The revised Vesik method involves typing nonsense characters into a password input box when using a public PC and then rearranging some of the letters to form your actual password with the mouse. If the PC contains a hardware keylogger or is infected with a software keylogger, rearranging a password in this way will usually suffice to obscure your credentials. Most hackers will concentrate on the 99% of users who type in their passwords at Internet cafés in the usual way.

One proposal sent in by many, many, many readers was a variation on a single theme. Namely, keep your sign-in information on a USB flash drive or memory stick, then copy and paste the info into the appropriate fields when you’re required to use a public PC or other unsecured computer.

Unfortunately, many keyloggers capture any information you place into the Windows Clipboard. I tested the copy-and-paste technique using the All In One Keylogger from RelyTec. (For more info, see the vendor’s site.) The program easily captured the sign-in IDs and passwords entered, whether I used the standard menu options (Edit, Copy and Edit, Paste) or the keyboard shortcuts Ctrl+C and Ctrl+V.
More »

If you are are the sole user of your computer and are annoyed by the Ubuntu login window during every startup, it is better to remove it. Removing the login window will not actually remove the login password, but it will just skip the step during system startup.

Note: Make sure that you do not remove the login window on a public computer.

To remove it, first go to Login Window utility from System > Administration > Login Window.
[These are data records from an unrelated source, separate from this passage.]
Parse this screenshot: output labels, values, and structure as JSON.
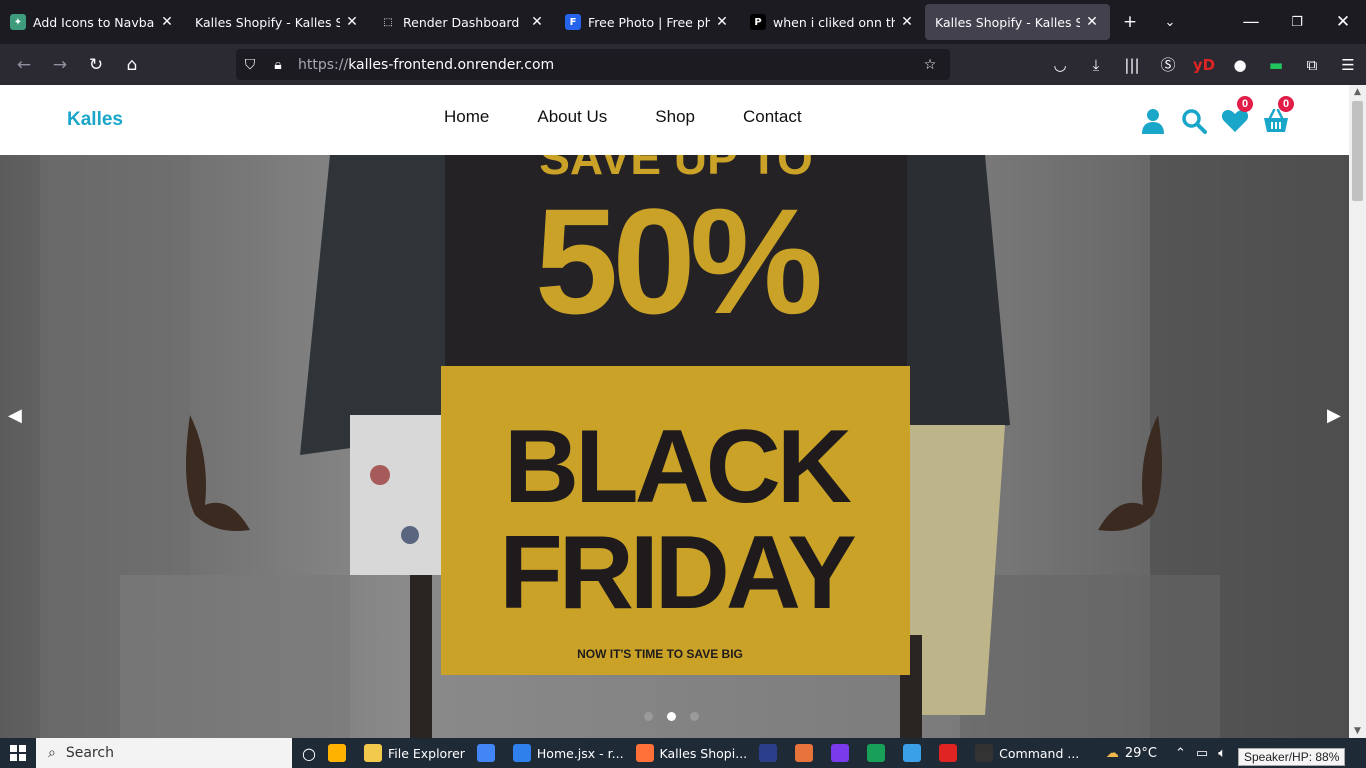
{
  "tabs": [
    {
      "title": "Add Icons to Navbar",
      "fav_color": "#3e9c7d",
      "fav_glyph": "✦",
      "active": false
    },
    {
      "title": "Kalles Shopify - Kalles Shopify",
      "fav_color": "",
      "fav_glyph": "",
      "active": false
    },
    {
      "title": "Render Dashboard",
      "fav_color": "#1c1b22",
      "fav_glyph": "⬚",
      "active": false
    },
    {
      "title": "Free Photo | Free photo",
      "fav_color": "#2563eb",
      "fav_glyph": "F",
      "active": false
    },
    {
      "title": "when i cliked onn the e",
      "fav_color": "#000000",
      "fav_glyph": "P",
      "active": false
    },
    {
      "title": "Kalles Shopify - Kalles Shopify",
      "fav_color": "",
      "fav_glyph": "",
      "active": true
    }
  ],
  "url": {
    "prefix": "https://",
    "host": "kalles-frontend.onrender.com"
  },
  "site": {
    "logo": "Kalles",
    "menu": [
      "Home",
      "About Us",
      "Shop",
      "Contact"
    ],
    "wishlist_count": "0",
    "cart_count": "0",
    "accent": "#1aa6c8"
  },
  "hero": {
    "line1": "SAVE UP TO",
    "percent": "50%",
    "line2": "BLACK",
    "line3": "FRIDAY",
    "tagline": "NOW IT'S TIME TO SAVE BIG",
    "active_slide": 1,
    "slide_count": 3
  },
  "taskbar": {
    "search": "Search",
    "apps": [
      {
        "label": "",
        "color": "#ffb300"
      },
      {
        "label": "File Explorer",
        "color": "#f2c94c"
      },
      {
        "label": "",
        "color": "#4285f4"
      },
      {
        "label": "Home.jsx - r...",
        "color": "#2f80ed"
      },
      {
        "label": "Kalles Shopi...",
        "color": "#ff7139"
      },
      {
        "label": "",
        "color": "#2b3e8c"
      },
      {
        "label": "",
        "color": "#e8743b"
      },
      {
        "label": "",
        "color": "#7c3aed"
      },
      {
        "label": "",
        "color": "#18a058"
      },
      {
        "label": "",
        "color": "#3aa0e8"
      },
      {
        "label": "",
        "color": "#e02424"
      },
      {
        "label": "Command ...",
        "color": "#333"
      }
    ],
    "temp": "29°C",
    "tooltip": "Speaker/HP: 88%"
  }
}
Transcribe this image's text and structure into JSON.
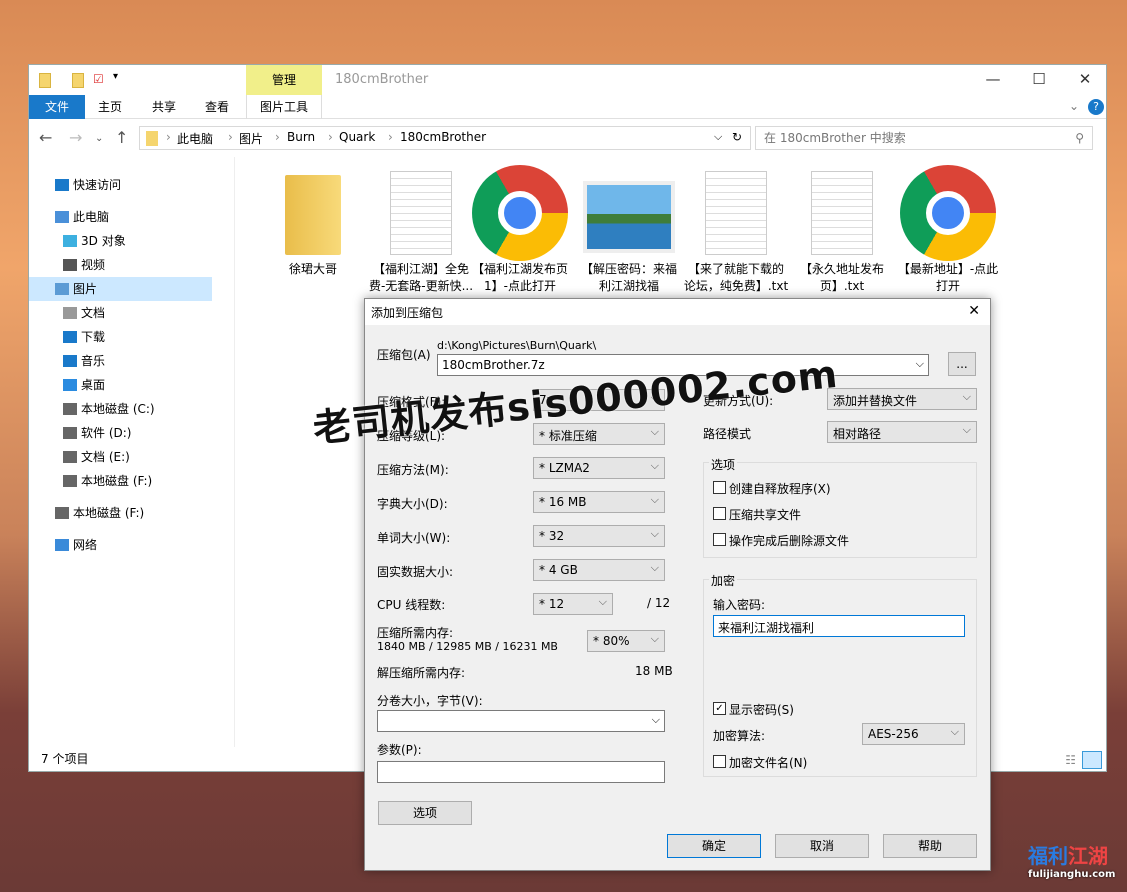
{
  "explorer": {
    "title": "180cmBrother",
    "contextual_tab": "管理",
    "contextual_group": "图片工具",
    "ribbon_tabs": [
      "文件",
      "主页",
      "共享",
      "查看"
    ],
    "breadcrumb": [
      "此电脑",
      "图片",
      "Burn",
      "Quark",
      "180cmBrother"
    ],
    "search_placeholder": "在 180cmBrother 中搜索",
    "sidebar": [
      {
        "label": "快速访问"
      },
      {
        "label": "此电脑"
      },
      {
        "label": "3D 对象"
      },
      {
        "label": "视频"
      },
      {
        "label": "图片",
        "selected": true
      },
      {
        "label": "文档"
      },
      {
        "label": "下载"
      },
      {
        "label": "音乐"
      },
      {
        "label": "桌面"
      },
      {
        "label": "本地磁盘 (C:)"
      },
      {
        "label": "软件 (D:)"
      },
      {
        "label": "文档 (E:)"
      },
      {
        "label": "本地磁盘 (F:)"
      },
      {
        "label": "本地磁盘 (F:)"
      },
      {
        "label": "网络"
      }
    ],
    "files": [
      {
        "name": "徐珺大哥",
        "type": "folder"
      },
      {
        "name": "【福利江湖】全免费-无套路-更新快...",
        "type": "text"
      },
      {
        "name": "【福利江湖发布页1】-点此打开",
        "type": "chrome"
      },
      {
        "name": "【解压密码：来福利江湖找福利】.jpg",
        "type": "image"
      },
      {
        "name": "【来了就能下载的论坛，纯免费】.txt",
        "type": "text"
      },
      {
        "name": "【永久地址发布页】.txt",
        "type": "text"
      },
      {
        "name": "【最新地址】-点此打开",
        "type": "chrome"
      }
    ],
    "status": "7 个项目"
  },
  "dialog": {
    "title": "添加到压缩包",
    "archive_label": "压缩包(A)",
    "archive_path": "d:\\Kong\\Pictures\\Burn\\Quark\\",
    "archive_name": "180cmBrother.7z",
    "browse": "...",
    "rows": [
      {
        "label": "压缩格式(F):",
        "value": "7z"
      },
      {
        "label": "压缩等级(L):",
        "value": "* 标准压缩"
      },
      {
        "label": "压缩方法(M):",
        "value": "* LZMA2"
      },
      {
        "label": "字典大小(D):",
        "value": "* 16 MB"
      },
      {
        "label": "单词大小(W):",
        "value": "* 32"
      },
      {
        "label": "固实数据大小:",
        "value": "* 4 GB"
      }
    ],
    "cpu_label": "CPU 线程数:",
    "cpu_value": "* 12",
    "cpu_max": "/ 12",
    "mem_label": "压缩所需内存:",
    "mem_value": "1840 MB / 12985 MB / 16231 MB",
    "mem_pct": "* 80%",
    "dmem_label": "解压缩所需内存:",
    "dmem_value": "18 MB",
    "split_label": "分卷大小，字节(V):",
    "params_label": "参数(P):",
    "options_btn": "选项",
    "update_label": "更新方式(U):",
    "update_value": "添加并替换文件",
    "path_label": "路径模式",
    "path_value": "相对路径",
    "options_group": "选项",
    "opt1": "创建自释放程序(X)",
    "opt2": "压缩共享文件",
    "opt3": "操作完成后删除源文件",
    "enc_group": "加密",
    "pwd_label": "输入密码:",
    "pwd_value": "来福利江湖找福利",
    "show_pwd": "显示密码(S)",
    "alg_label": "加密算法:",
    "alg_value": "AES-256",
    "enc_names": "加密文件名(N)",
    "ok": "确定",
    "cancel": "取消",
    "help": "帮助"
  },
  "watermark": "老司机发布sis000002.com",
  "logo": {
    "text": "福利江湖",
    "url": "fulijianghu.com"
  }
}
You can also load it by pressing Alt + F2 and typing gksu /usr/sbin/gdmsetup in Run Application box.

This will open the Login Window Preferences window. Now, to enable auto login, go to Security tab and check Enable Automatic Login and enter user name for your system. You can also set delay in auto login by checking Enable Timed Login and selecting time in seconds. If you enable it, your system will wait for specified number of second before logging you. More »

These are some uncommon but very useful tips tricks & hacks for windows vista to enhance the user experience in windows vista.

Enable Auto-Logon in Windows Vista (Warning: Security Risk)

a) click Start and type ‘netplwiz’ or click that name on the Start menu
b) in the GUI window that comes up, uncheck the “Users must enter a username and password to use this computer” box
c) click ‘Apply’
d) in the new dialog box that opens type the name of the account you want to auto-logon by default (if the account is not normally passworded then it blank)
e) click OK and exit.

Remove ToolTips From Showing When You Mouse Over Something

a) start > run = “regedit”
b) HKEY_CURRENT_USER > Software > Microsoft > Windows > CurrentVersion > Explorer > Advanced
c) set “ShowInfoTip”=dword:00000000
d) exit and reboot More »

Although Outlook Express was known to be rather vulnerable to online attacks, viruses and spyware, recent updates have improved Outlook Express security a lot. Considering that many use Outlook Express for e-mail and news reading, it is reassuring that Microsoft has addressed most known security holes.

As with most software though, security can be harmed when users get sloppy in how they use the software and how they configure the software. This is especially true with online applications. If you allow all kinds of content in e-mail or click every attachment you receive, no protection will be good enough.

So use good judgment when using Outlook Express to minimize your exposure to online threats. For MAXIMUM Outlook Express security consider the following tips too.

Windows and Outlook Express Updates

Regularly update your Windows XP software. Outlook Express is an integrated part of Windows XP, so any patches or updates to Outlook Express are released through Windows XP updates. If you have Windows updates set to automatic, Outlook Express will be updated as well. If you set Windows updates to ‘disabled’, then you need to manually update Windows XP. More »

The Security Development Lifecycle is in no way synonymous with Microsoft’s entire span of efforts designed to bulletproof its software products and consumer environments. An illustrative example of this is the Microsoft Security Assessment Tool 4.0. Built as the evolution of Microsoft Security Risk Self-Assessment Tool (MSRSAT) dating back to 2004 and that of the Microsoft Security Assessment Tool 2.0 dropped in 2006, the Security Assessment Tool 4.0 is a free download which will integrate seamlessly with Windows Vista, Windows XP, Windows Server 2008 and Windows Server 2003 in order to evaluate the level of risk in an IT infrastructure and provide the necessary best practices data and guidance.

“The tool employs a holistic approach to measuring your security posture by covering topics across people, process, and technology. Findings are coupled with prescriptive guidance and recommended mitigation efforts, including links to more information for additional industry guidance. These resources may assist you in keeping you aware of specific tools and methods that can help change the security posture of your IT environment. More »